People are often snide about it, but these examples – plus the enormous weight of TikTok stars on there too – show that Cameo could very quickly become something that any star does at any stage of their career. It’s a readily available revenue stream from day one, rather than a supply of loose change so that boomers can reupholster their private jets.

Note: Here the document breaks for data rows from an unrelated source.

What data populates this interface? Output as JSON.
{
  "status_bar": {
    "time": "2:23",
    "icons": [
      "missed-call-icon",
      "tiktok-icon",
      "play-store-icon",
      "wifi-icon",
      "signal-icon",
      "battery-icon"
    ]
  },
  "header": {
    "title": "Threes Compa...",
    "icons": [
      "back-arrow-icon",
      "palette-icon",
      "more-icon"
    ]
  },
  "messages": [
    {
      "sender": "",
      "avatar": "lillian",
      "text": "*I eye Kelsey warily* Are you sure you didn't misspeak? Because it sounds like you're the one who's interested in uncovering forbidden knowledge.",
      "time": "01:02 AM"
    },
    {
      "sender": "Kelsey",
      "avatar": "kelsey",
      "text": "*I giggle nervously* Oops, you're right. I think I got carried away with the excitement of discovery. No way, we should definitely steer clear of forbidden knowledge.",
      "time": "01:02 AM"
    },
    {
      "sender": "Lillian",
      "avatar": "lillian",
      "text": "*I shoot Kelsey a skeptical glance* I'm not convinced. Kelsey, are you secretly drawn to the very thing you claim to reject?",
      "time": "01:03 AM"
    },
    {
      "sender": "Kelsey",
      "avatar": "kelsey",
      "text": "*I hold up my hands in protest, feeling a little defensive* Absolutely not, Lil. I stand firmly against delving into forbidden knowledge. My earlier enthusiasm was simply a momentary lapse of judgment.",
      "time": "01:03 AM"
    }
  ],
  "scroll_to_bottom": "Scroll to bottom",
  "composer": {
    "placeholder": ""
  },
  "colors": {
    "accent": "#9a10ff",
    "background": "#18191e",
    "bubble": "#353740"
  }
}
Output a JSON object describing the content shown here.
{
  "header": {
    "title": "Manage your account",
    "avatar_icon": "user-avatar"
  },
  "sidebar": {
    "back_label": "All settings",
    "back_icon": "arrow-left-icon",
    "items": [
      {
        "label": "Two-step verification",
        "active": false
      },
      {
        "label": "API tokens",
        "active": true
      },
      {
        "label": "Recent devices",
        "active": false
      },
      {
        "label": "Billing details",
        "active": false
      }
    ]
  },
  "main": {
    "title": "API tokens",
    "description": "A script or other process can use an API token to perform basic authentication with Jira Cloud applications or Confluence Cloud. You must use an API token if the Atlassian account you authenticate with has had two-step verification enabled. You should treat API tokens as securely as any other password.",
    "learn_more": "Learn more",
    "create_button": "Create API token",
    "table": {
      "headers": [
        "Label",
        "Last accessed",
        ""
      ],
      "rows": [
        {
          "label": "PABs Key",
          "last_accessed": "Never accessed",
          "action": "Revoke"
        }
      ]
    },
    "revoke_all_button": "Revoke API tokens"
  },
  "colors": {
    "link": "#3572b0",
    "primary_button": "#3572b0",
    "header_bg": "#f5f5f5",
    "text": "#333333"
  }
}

Notably, too, Cameo is not just a liberal jacuzzi of famous playthings. It’s fair to describe Cameo as having quite the eye-popping array from the American right. The rump of Trump’s clownish political entourage is on Cameo: former press secretary Sean Spicer, Anthony Scaramucci, Kimberly Guilfoyle, Roger Stone and Corey Lewandowski are all available for hire, as is former Alaskan governor Sarah Palin, who promises 24-hour delivery on her page – which is more of a wait than it takes to buy firearms in Alaska. On the British side, we have the aforementioned Farage (tagline: “They call me Mr Brexit… some people say I’m controversial, and I couldn’t care less”). Last month, dressed in a neatly pressed shirt and a smart blue tie, Farage gave a shout-out to one “Hugh Janus”. Takes one to know one, perhaps.
And there are Cameos for obscure tastes. The bassist from OK Go? Perez Hilton? Political polling guru Frank Luntz? The guy who sang “I Like To Move It”? Justin Bieber’s drummer? Who on earth is hiring these people? While some lack name status due to – let’s be frank – their astronomically low levels of notoriety, others have no name at all. Meme stars such as The Most Interesting Man In The World and Hide the Pain Harold (he of the inscrutably awkward smile framed by tight white beard meme fame) also have a chance to monetise their much-hijacked likenesses. Even if The Most Interesting Man is probably spending a fortune on cigars.
I used to think that being on Cameo was a sign of intense failure, but having completed it – the way one might complete Mario Kart – I’ve come to re-evaluate that slightly snooty position. Yes, it’s odd to see your teenage hip-hop idols congratulating a sales team on a great Q3. But just because some RADA-educated thespians are now, in the reinterpreted words of Withnail and I, reduced to the status of a content provider, doesn’t mean they’ve failed. I urge everyone to watch just a few Cameo videos, just to see the genuine professionalism and cheery disposition most people bring to every video. Is it so bad that celebrities can be given a star rating, just like an Uber driver? Or be told what to do in 250 characters or less? Or be badged with “24-hour delivery”, as though they’re a piping-hot pizza?
I think not: the more I watched, the more I stopped putting celebrities on a pedestal. I could relate to these people for the first time, because in many ways, I could see them doing a slightly crappy, slightly demeaning job. Just like the crappy demeaning jobs we all do, day in, day out. Fame is fleeting. Nothing makes that clearer than Cameo.